- _TRY IT_
Please return every record below exactly as it stands.

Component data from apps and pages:
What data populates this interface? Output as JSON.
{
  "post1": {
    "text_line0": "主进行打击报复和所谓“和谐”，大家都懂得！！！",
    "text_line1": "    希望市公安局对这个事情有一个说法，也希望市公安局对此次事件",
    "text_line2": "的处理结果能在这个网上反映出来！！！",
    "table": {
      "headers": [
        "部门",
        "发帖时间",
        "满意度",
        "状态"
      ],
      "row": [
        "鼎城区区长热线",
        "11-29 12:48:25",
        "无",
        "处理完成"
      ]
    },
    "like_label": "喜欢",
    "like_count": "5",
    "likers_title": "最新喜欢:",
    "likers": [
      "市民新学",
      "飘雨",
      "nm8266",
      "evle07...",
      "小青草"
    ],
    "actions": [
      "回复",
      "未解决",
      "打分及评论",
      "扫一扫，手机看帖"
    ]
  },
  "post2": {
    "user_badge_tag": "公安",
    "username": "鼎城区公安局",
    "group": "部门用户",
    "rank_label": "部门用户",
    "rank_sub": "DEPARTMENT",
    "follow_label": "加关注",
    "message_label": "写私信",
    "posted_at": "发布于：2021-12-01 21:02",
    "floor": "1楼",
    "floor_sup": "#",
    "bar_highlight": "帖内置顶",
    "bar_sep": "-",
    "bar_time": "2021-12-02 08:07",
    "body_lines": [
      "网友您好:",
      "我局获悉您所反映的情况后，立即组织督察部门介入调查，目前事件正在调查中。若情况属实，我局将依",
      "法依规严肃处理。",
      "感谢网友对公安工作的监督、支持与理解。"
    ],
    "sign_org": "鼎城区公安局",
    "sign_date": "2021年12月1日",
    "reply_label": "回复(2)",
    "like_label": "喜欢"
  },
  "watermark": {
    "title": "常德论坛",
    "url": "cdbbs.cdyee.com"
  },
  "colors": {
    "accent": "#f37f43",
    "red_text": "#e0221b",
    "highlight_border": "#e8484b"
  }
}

- _RESPONSE_
What data populates this interface? Output as JSON.
{
  "post1": {
    "text_line0": "主进行打击报复和所谓“和谐”，大家都懂得！！！",
    "text_line1": "    希望市公安局对这个事情有一个说法，也希望市公安局对此次事件",
    "text_line2": "的处理结果能在这个网上反映出来！！！",
    "table": {
      "headers": [
        "部门",
        "发帖时间",
        "满意度",
        "状态"
      ],
      "row": [
        "鼎城区区长热线",
        "11-29 12:48:25",
        "无",
        "处理完成"
      ]
    },
    "like_label": "喜欢",
    "like_count": "5",
    "likers_title": "最新喜欢:",
    "likers": [
      "市民新学",
      "飘雨",
      "nm8266",
      "evle07...",
      "小青草"
    ],
    "actions": [
      "回复",
      "未解决",
      "打分及评论",
      "扫一扫，手机看帖"
    ]
  },
  "post2": {
    "user_badge_tag": "公安",
    "username": "鼎城区公安局",
    "group": "部门用户",
    "rank_label": "部门用户",
    "rank_sub": "DEPARTMENT",
    "follow_label": "加关注",
    "message_label": "写私信",
    "posted_at": "发布于：2021-12-01 21:02",
    "floor": "1楼",
    "floor_sup": "#",
    "bar_highlight": "帖内置顶",
    "bar_sep": "-",
    "bar_time": "2021-12-02 08:07",
    "body_lines": [
      "网友您好:",
      "我局获悉您所反映的情况后，立即组织督察部门介入调查，目前事件正在调查中。若情况属实，我局将依",
      "法依规严肃处理。",
      "感谢网友对公安工作的监督、支持与理解。"
    ],
    "sign_org": "鼎城区公安局",
    "sign_date": "2021年12月1日",
    "reply_label": "回复(2)",
    "like_label": "喜欢"
  },
  "watermark": {
    "title": "常德论坛",
    "url": "cdbbs.cdyee.com"
  },
  "colors": {
    "accent": "#f37f43",
    "red_text": "#e0221b",
    "highlight_border": "#e8484b"
  }
}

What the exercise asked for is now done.